In economics it is often difficult to hold fast general resemblances without ignoring — or appearing to ignore — specific differences. In the present matter, while apprehending that the transactions between the operative and the employing classes are of the genus international trade, we must not forget that the exports and imports in this trade are of a very peculiar character. The peculiarity might be partially illustrated by the trade which used to flourish between England and the Southern States of America; these States exported to England raw cotton, receiving in return cotton manufactures. If the offer of raw cotton with the demand for cotton manufactures were to be increased on one side of the international market by a change such as the growth of population in the Southern States, other things being the same, the offer of manufactures on the other side of the market on the part of a large and flourishing England would be likely to keep pace with the offer of raw material, in such wise as not to alter the terms of international exchange to
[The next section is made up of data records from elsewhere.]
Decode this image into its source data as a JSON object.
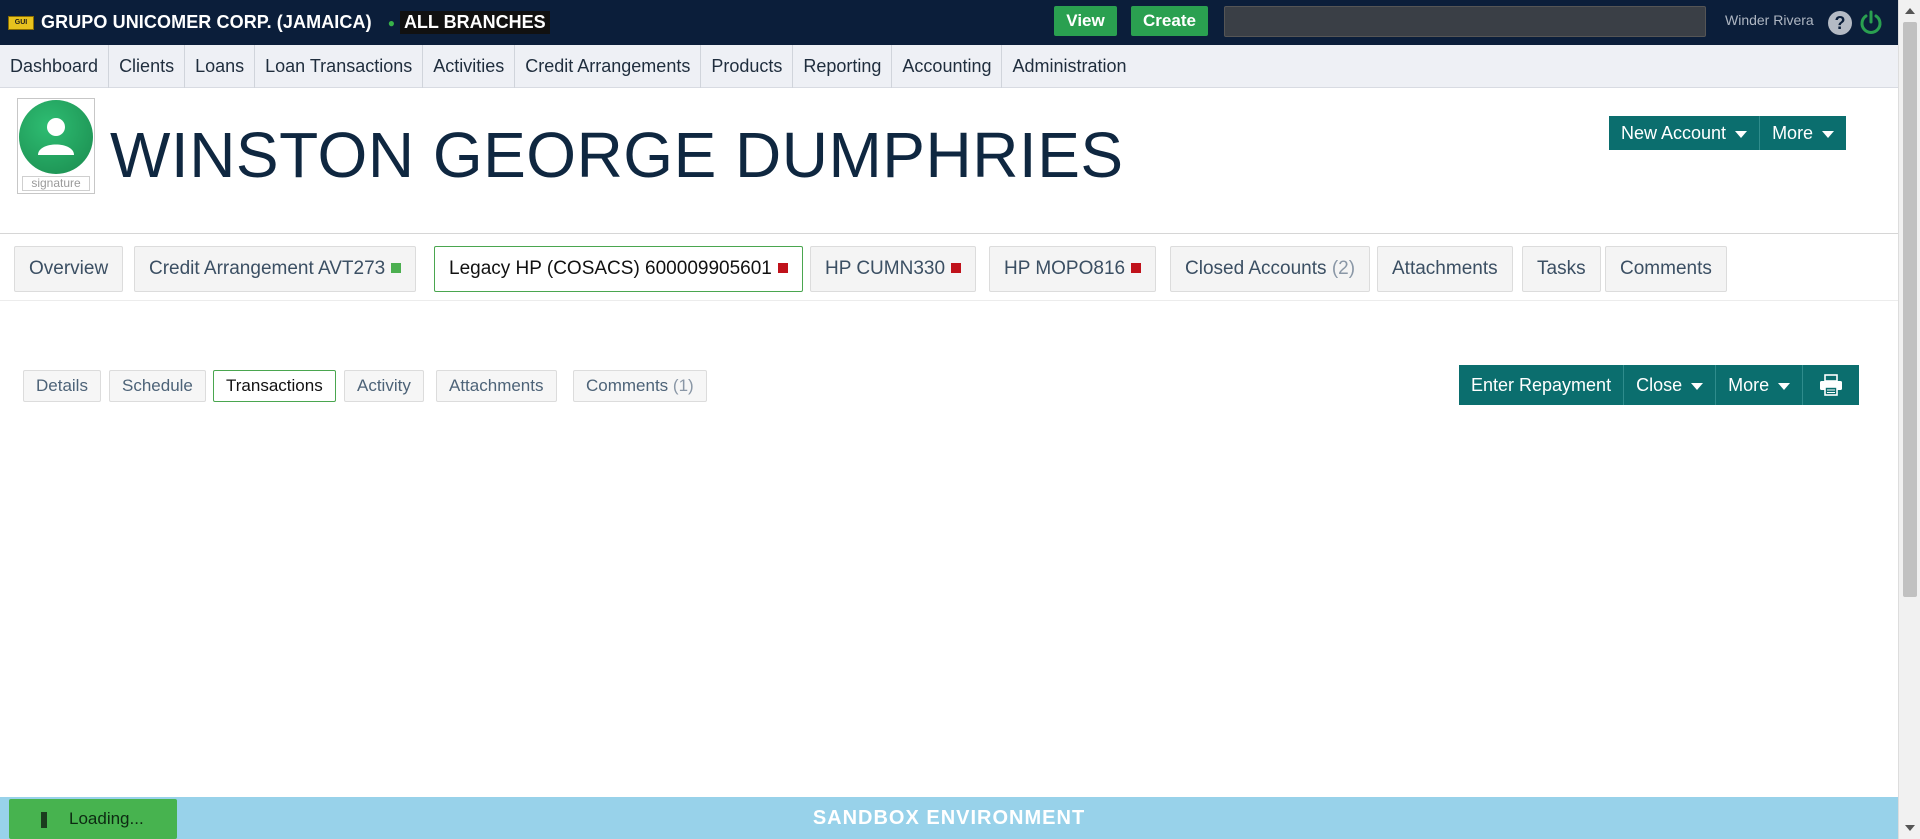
{
  "topbar": {
    "logo_text": "GUI",
    "company": "GRUPO UNICOMER CORP. (JAMAICA)",
    "branch": "ALL BRANCHES",
    "view_label": "View",
    "create_label": "Create",
    "search_value": "",
    "user_name": "Winder Rivera",
    "help_glyph": "?"
  },
  "nav": [
    "Dashboard",
    "Clients",
    "Loans",
    "Loan Transactions",
    "Activities",
    "Credit Arrangements",
    "Products",
    "Reporting",
    "Accounting",
    "Administration"
  ],
  "client": {
    "name": "WINSTON GEORGE DUMPHRIES",
    "signature_label": "signature",
    "new_account_label": "New Account",
    "more_label": "More"
  },
  "tabs": [
    {
      "label": "Overview",
      "status": ""
    },
    {
      "label": "Credit Arrangement AVT273",
      "status": "green"
    },
    {
      "label": "Legacy HP (COSACS) 600009905601",
      "status": "red"
    },
    {
      "label": "HP CUMN330",
      "status": "red"
    },
    {
      "label": "HP MOPO816",
      "status": "red"
    },
    {
      "label": "Closed Accounts",
      "count": "(2)",
      "status": ""
    },
    {
      "label": "Attachments",
      "status": ""
    },
    {
      "label": "Tasks",
      "status": ""
    },
    {
      "label": "Comments",
      "status": ""
    }
  ],
  "subtabs": [
    "Details",
    "Schedule",
    "Transactions",
    "Activity",
    "Attachments",
    "Comments"
  ],
  "subtab_comments_count": "(1)",
  "actions": {
    "enter_repayment": "Enter Repayment",
    "close": "Close",
    "more": "More"
  },
  "footer": {
    "environment": "SANDBOX ENVIRONMENT",
    "loading": "Loading..."
  },
  "colors": {
    "topbar": "#0b1e3a",
    "teal": "#0b6e6e",
    "status_green": "#4caf50",
    "status_red": "#c0121b",
    "active_tab_border": "#4aa64f",
    "footer": "#98d2ea"
  },
  "icons": [
    "help-icon",
    "power-icon",
    "user-avatar-icon",
    "print-icon",
    "chevron-down-icon"
  ]
}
- The propriety of conceiving the transactions between employers and employed as a sort of international trade was discerned by J. S. Mill (Political Economy, Book III, chap. II, last paragraph). Professor Pigou seems to sanction the view here presented when referring to the presentation of it in the «Economic Journal» he says: «Is it not the better view that the great divisions of the industrial world, land, capital, brainpower, trained hand labour, muscular-labour are now competing in the sense that against those who would pass from one to another there is a great gulf fied» (Edinburgh Review, vol. CCIII, pag. 23, January 1906 — an article of which, professor Pigou has acknowledged himself the author in his book on Import duties.